A potential route map for JAUNT's proposed Hollymead commuter routes Credit: Credit: JAUNT

Residents of Albemarle County’s northern growth area soon will have the option of commuting to downtown Charlottesville or the University of Virginia on a bus line.

The Board of Supervisors voted 4-1 last week to formally begin a process that will compel a developer of the Hollymead Town Center to contribute $50,000 a year toward a JAUNT service that would run weekday mornings and afternoons.

“We’re hoping to make the service as efficient as possible and as fast as possible,” said Karen Davis, JAUNT’s assistant director.

Supervisor Brad Sheffield recused himself from the vote and the discussion because he is the executive director of JAUNT.

The vote came despite the opposition of developer Wendell Wood, who now owns the section of the town center that contains the proffer from a September 2007 rezoning that requires a yearly contribution of $50,000 for 10 years to help pay for a transit route as soon as one is established.

“[Octagon Partners] were the ones who went through the process, offered the proffer, and it was not feasible to do the project,” Wood said. “They defaulted. I had to take the property back, cover the debts and cover most of the proffers they had.”

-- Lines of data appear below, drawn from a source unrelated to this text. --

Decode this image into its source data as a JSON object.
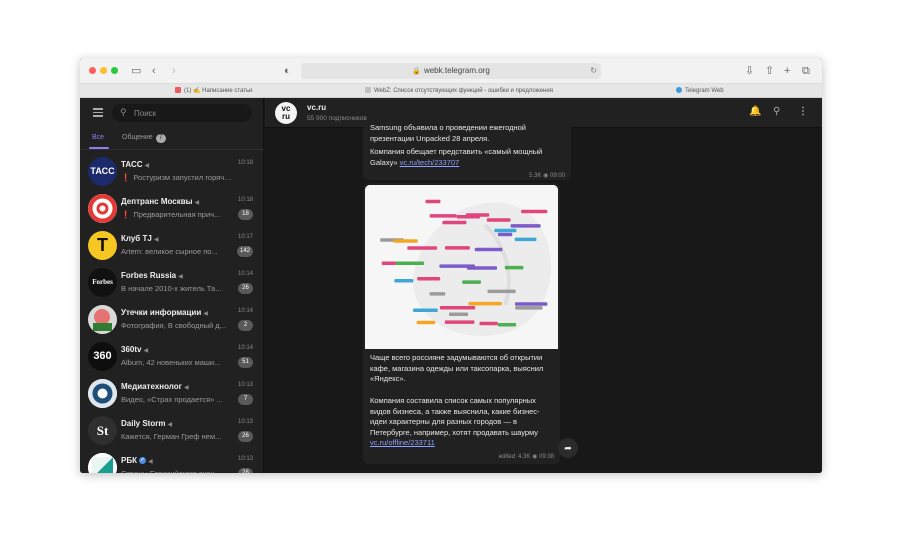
{
  "browser": {
    "url": "webk.telegram.org",
    "tabs": [
      {
        "label": "(1) ✍️ Написание статьи",
        "color": "#e85d5d"
      },
      {
        "label": "WebZ: Список отсутствующих функций - ошибки и предложения",
        "color": "#c0c0c0"
      },
      {
        "label": "Telegram Web",
        "color": "#3a9be0"
      }
    ]
  },
  "sidebar": {
    "search_placeholder": "Поиск",
    "filter_all": "Все",
    "filter_general": "Общение",
    "filter_general_count": "7",
    "chats": [
      {
        "name": "ТАСС",
        "time": "10:18",
        "preview": "Ростуризм запустил горячу...",
        "alert": "❗",
        "badge": "",
        "avatar_text": "ТАСС",
        "avatar_bg": "#1c2a6b"
      },
      {
        "name": "Дептранс Москвы",
        "time": "10:18",
        "preview": "Предварительная прич...",
        "alert": "❗",
        "badge": "18",
        "avatar_text": "",
        "avatar_bg": "#ffffff"
      },
      {
        "name": "Клуб TJ",
        "time": "10:17",
        "preview": "Artem: великое сырное по...",
        "alert": "",
        "badge": "142",
        "avatar_text": "T",
        "avatar_bg": "#f6c622"
      },
      {
        "name": "Forbes Russia",
        "time": "10:14",
        "preview": "В начале 2010-х житель Та...",
        "alert": "",
        "badge": "26",
        "avatar_text": "Forbes",
        "avatar_bg": "#111111"
      },
      {
        "name": "Утечки информации",
        "time": "10:14",
        "preview": "Фотография, В свободный д...",
        "alert": "",
        "badge": "2",
        "avatar_text": "",
        "avatar_bg": "#2e5e3a"
      },
      {
        "name": "360tv",
        "time": "10:14",
        "preview": "Album, 42 новеньких маши...",
        "alert": "",
        "badge": "51",
        "avatar_text": "360",
        "avatar_bg": "#0e0e0e"
      },
      {
        "name": "Медиатехнолог",
        "time": "10:13",
        "preview": "Видео, «Страх продается» ...",
        "alert": "",
        "badge": "7",
        "avatar_text": "",
        "avatar_bg": "#dfe6ee"
      },
      {
        "name": "Daily Storm",
        "time": "10:13",
        "preview": "Кажется, Герман Греф нем...",
        "alert": "",
        "badge": "26",
        "avatar_text": "St",
        "avatar_bg": "#2f2f2f"
      },
      {
        "name": "РБК",
        "time": "10:13",
        "preview": "Страны Евразийского экон...",
        "alert": "",
        "badge": "28",
        "avatar_text": "",
        "avatar_bg": "#ffffff",
        "verified": true
      }
    ]
  },
  "channel": {
    "avatar_text_1": "vc",
    "avatar_text_2": "ru",
    "title": "vc.ru",
    "subscribers": "55 900 подписчиков"
  },
  "messages": {
    "first": {
      "text_cut": "Samsung объявила о проведении ежегодной презентации Unpacked 28 апреля.",
      "text_2": "Компания обещает представить «самый мощный Galaxy»",
      "link": "vc.ru/tech/233707",
      "views": "5.3K",
      "time": "09:00"
    },
    "second": {
      "text_1": "Чаще всего россияне задумываются об открытии кафе, магазина одежды или таксопарка, выяснил «Яндекс».",
      "text_2": "Компания составила список самых популярных видов бизнеса, а также выяснила, какие бизнес-идеи характерны для разных городов — в Петербурге, например, хотят продавать шаурму",
      "link": "vc.ru/offline/233711",
      "edited": "edited",
      "views": "4.3K",
      "time": "09:38"
    }
  },
  "map_labels": [
    {
      "color": "#e0457b"
    },
    {
      "color": "#e0457b"
    },
    {
      "color": "#7b5cc9"
    },
    {
      "color": "#3da8d6"
    },
    {
      "color": "#e0457b"
    },
    {
      "color": "#4caf50"
    },
    {
      "color": "#f5a623"
    },
    {
      "color": "#9b9b9b"
    },
    {
      "color": "#e0457b"
    },
    {
      "color": "#7b5cc9"
    },
    {
      "color": "#3da8d6"
    },
    {
      "color": "#e0457b"
    },
    {
      "color": "#9b9b9b"
    },
    {
      "color": "#4caf50"
    },
    {
      "color": "#e0457b"
    },
    {
      "color": "#7b5cc9"
    },
    {
      "color": "#f5a623"
    },
    {
      "color": "#e0457b"
    },
    {
      "color": "#3da8d6"
    },
    {
      "color": "#9b9b9b"
    },
    {
      "color": "#e0457b"
    },
    {
      "color": "#7b5cc9"
    },
    {
      "color": "#4caf50"
    },
    {
      "color": "#e0457b"
    },
    {
      "color": "#9b9b9b"
    },
    {
      "color": "#e0457b"
    },
    {
      "color": "#3da8d6"
    },
    {
      "color": "#7b5cc9"
    },
    {
      "color": "#e0457b"
    },
    {
      "color": "#f5a623"
    },
    {
      "color": "#e0457b"
    },
    {
      "color": "#9b9b9b"
    },
    {
      "color": "#7b5cc9"
    },
    {
      "color": "#e0457b"
    },
    {
      "color": "#4caf50"
    },
    {
      "color": "#e0457b"
    }
  ],
  "colors": {
    "accent": "#8d7ff0",
    "link": "#8fa2ff"
  }
}
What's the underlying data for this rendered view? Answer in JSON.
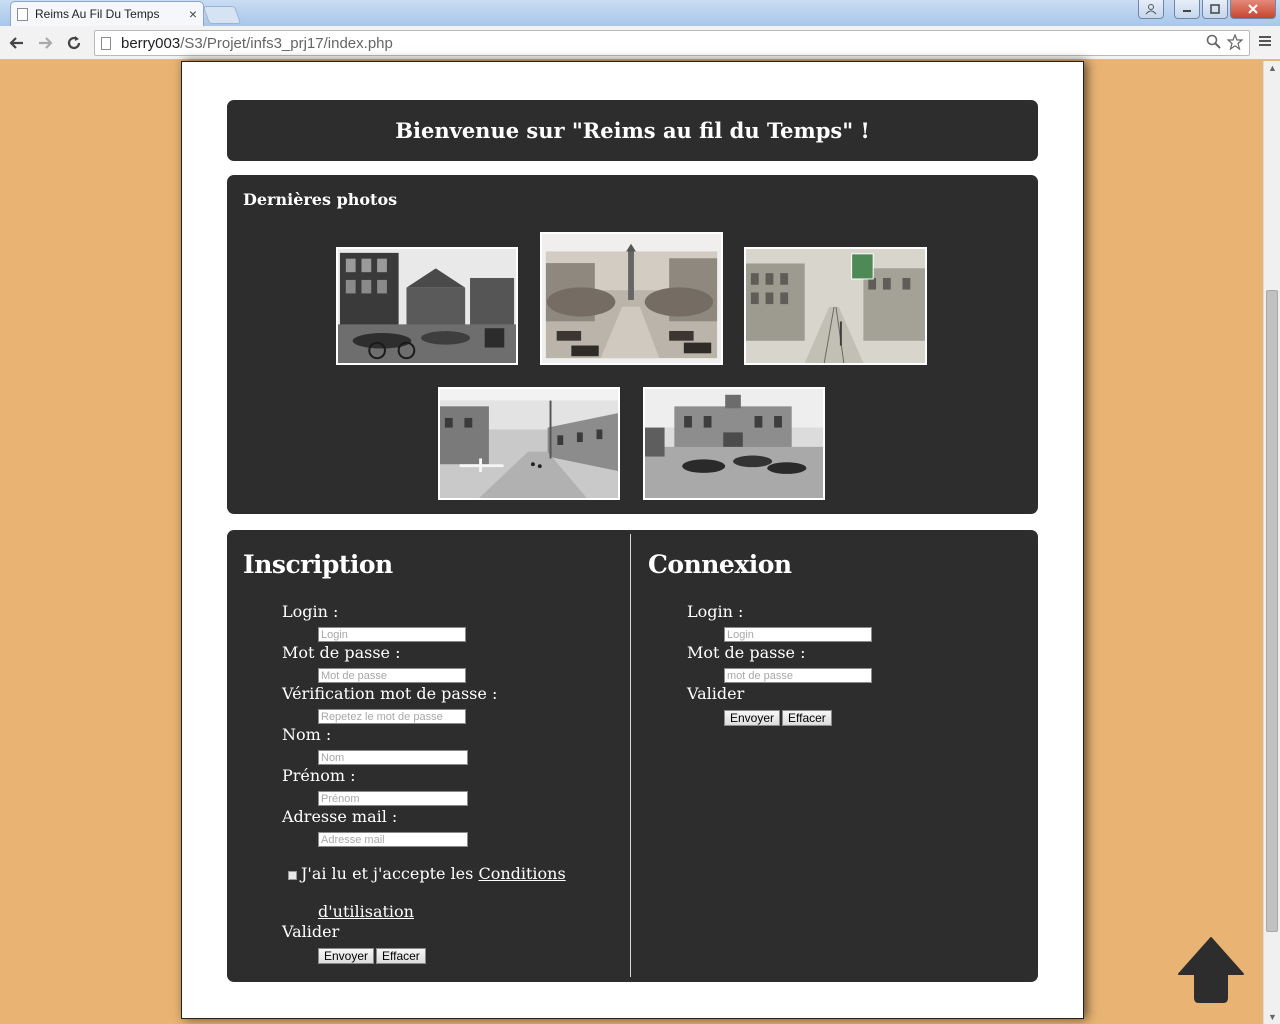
{
  "browser": {
    "tab_title": "Reims Au Fil Du Temps",
    "tab_close": "×",
    "url_host": "berry003",
    "url_path": "/S3/Projet/infs3_prj17/index.php"
  },
  "welcome": {
    "text": "Bienvenue sur \"Reims au fil du Temps\" !"
  },
  "photos": {
    "title": "Dernières photos",
    "items": [
      {
        "subject": "marketplace-photo"
      },
      {
        "subject": "boulevard-photo"
      },
      {
        "subject": "street-postcard"
      },
      {
        "subject": "village-street-photo"
      },
      {
        "subject": "town-hall-square-photo"
      }
    ]
  },
  "inscription": {
    "title": "Inscription",
    "login_label": "Login :",
    "login_placeholder": "Login",
    "password_label": "Mot de passe :",
    "password_placeholder": "Mot de passe",
    "verify_label": "Vérification mot de passe :",
    "verify_placeholder": "Repetez le mot de passe",
    "nom_label": "Nom :",
    "nom_placeholder": "Nom",
    "prenom_label": "Prénom :",
    "prenom_placeholder": "Prénom",
    "email_label": "Adresse mail :",
    "email_placeholder": "Adresse mail",
    "terms_text": "J'ai lu et j'accepte les",
    "terms_link_1": "Conditions",
    "terms_link_2": "d'utilisation",
    "valider_label": "Valider",
    "submit": "Envoyer",
    "reset": "Effacer"
  },
  "connexion": {
    "title": "Connexion",
    "login_label": "Login :",
    "login_placeholder": "Login",
    "password_label": "Mot de passe :",
    "password_placeholder": "mot de passe",
    "valider_label": "Valider",
    "submit": "Envoyer",
    "reset": "Effacer"
  },
  "colors": {
    "background": "#e8b373",
    "panel": "#2d2d2d",
    "page": "#ffffff"
  },
  "icons": [
    "back-icon",
    "forward-icon",
    "reload-icon",
    "search-icon",
    "star-icon",
    "menu-icon",
    "back-to-top-icon"
  ]
}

In September, supervisors directed county staff to look into how such a service would operate.

Transportation planners checked with both JAUNT and Charlottesville Area Transit to see how much it would cost to provide the service.

“At this point, we’re considering doing the service under our relationship with JAUNT because [they] have more flexible funding,” said Supervisor Diantha McKeel.

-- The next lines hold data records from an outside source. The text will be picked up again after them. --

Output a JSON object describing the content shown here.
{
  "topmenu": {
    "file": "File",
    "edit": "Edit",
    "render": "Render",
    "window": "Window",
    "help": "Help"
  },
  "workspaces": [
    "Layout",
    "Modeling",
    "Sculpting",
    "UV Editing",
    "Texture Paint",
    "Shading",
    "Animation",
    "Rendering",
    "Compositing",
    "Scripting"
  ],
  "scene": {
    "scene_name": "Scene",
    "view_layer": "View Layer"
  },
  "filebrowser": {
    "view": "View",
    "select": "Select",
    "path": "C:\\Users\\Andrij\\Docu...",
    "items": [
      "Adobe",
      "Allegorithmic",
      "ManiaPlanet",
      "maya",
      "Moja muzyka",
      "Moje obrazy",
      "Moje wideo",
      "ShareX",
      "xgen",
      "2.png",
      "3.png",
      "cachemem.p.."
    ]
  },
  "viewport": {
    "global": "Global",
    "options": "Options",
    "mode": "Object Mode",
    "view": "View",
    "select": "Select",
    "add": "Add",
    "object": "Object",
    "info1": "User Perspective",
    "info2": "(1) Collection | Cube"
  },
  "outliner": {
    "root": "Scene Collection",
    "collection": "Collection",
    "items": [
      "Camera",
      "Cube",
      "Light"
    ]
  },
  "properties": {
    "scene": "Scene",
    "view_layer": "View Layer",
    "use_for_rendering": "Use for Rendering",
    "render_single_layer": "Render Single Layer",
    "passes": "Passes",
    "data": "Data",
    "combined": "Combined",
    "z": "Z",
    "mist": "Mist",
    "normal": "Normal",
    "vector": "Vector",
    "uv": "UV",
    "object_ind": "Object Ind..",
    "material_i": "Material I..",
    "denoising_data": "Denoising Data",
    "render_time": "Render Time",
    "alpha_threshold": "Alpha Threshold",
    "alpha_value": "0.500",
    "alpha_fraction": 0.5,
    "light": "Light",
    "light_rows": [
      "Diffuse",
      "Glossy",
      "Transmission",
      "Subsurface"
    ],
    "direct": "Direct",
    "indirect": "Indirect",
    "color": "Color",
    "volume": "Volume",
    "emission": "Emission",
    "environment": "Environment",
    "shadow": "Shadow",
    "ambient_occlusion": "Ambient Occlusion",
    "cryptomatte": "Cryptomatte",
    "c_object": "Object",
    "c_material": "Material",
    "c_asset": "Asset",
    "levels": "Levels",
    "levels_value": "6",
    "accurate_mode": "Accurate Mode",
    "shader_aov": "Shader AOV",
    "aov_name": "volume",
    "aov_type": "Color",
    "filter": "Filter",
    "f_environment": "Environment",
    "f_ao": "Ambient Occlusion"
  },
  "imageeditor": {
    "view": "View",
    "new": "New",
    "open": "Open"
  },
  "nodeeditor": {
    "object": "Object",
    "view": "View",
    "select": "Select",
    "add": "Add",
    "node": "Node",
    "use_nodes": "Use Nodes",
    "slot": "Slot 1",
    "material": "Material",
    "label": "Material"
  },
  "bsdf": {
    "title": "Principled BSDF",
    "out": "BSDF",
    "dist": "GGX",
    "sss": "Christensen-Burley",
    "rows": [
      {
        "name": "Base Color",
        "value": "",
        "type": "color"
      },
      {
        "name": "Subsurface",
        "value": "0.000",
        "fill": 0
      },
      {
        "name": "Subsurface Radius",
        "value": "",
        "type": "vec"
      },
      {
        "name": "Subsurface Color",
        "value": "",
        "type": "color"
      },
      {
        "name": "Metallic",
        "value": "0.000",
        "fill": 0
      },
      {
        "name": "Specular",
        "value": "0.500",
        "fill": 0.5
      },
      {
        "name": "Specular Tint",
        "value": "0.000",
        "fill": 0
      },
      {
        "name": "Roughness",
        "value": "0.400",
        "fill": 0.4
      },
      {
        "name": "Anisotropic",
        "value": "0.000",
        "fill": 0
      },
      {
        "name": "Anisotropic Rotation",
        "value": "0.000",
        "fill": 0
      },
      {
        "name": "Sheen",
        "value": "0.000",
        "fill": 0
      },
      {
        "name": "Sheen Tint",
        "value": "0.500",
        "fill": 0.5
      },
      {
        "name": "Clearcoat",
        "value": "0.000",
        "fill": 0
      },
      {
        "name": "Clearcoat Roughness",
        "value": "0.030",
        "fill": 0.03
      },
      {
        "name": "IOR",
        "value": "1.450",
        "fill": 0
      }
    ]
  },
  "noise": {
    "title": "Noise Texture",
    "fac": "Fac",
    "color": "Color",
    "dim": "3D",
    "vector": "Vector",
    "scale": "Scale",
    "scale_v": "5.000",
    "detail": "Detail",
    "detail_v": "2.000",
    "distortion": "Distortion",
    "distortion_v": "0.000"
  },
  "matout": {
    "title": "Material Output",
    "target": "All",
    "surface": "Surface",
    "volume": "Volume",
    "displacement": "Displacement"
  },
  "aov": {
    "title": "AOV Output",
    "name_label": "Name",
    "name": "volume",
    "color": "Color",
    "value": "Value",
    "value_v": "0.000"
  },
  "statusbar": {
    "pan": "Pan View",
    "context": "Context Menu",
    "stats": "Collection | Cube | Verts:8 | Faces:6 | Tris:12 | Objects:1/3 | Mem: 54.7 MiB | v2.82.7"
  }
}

JAUNT anticipates an annual operating cost of $113,411 for the Hollymead route, based on a $1.50 fare each way.

That would be paid for with the $50,000 proffer, $49,146 in federal revenue and about $15,000 from the farebox.

JAUNT could begin the service as early as January.

Supervisor Kenneth C. Boyd said he thought the property required the area to be built-out to a certain percentage before the proffer could be requested. County Attorney Larry Davis said otherwise.

“The proffer simply says that once the service is provided to the shopping center, then the county can demand the $50,000 cash payment,” Davis said. “There was no other qualifying restriction on the proffer.”

Wood successfully amended the proffers to make other changes in 2013 but was not able to alter the language regarding transit service. He signed the changes and Davis said that makes him legally responsible.

Wood said he has spent $4 million to build Hollymead’s internal roads, as well as to extend water and sewer service to the property. He said other property owners in Hollymead were not required to help pay for transit service even though they will benefit from it.

“It’s simply not fair when I’m trying to build out the property and a person across the street can rent his property for less money because he’s not under this restriction,” Wood said.

The county will need to put up more than $57,000 to get the service going. That would be $5,000 for benches, about $2,000 to allow the service to be fare-free for the initial two months and $50,000 that would be reimbursed by the proffer when it is paid.

Boyd was the lone vote against initiating the service.

He said he frequented public transit when he was growing up in Washington.

“We had the density and we had the population to afford [the service],” Boyd said. “We don’t have that here, and I don’t think this bus is going to fill up.”

Supervisors agreed to proceed with the service but would need to officially make the appropriation at their Dec. 2 meeting for the service to begin in January.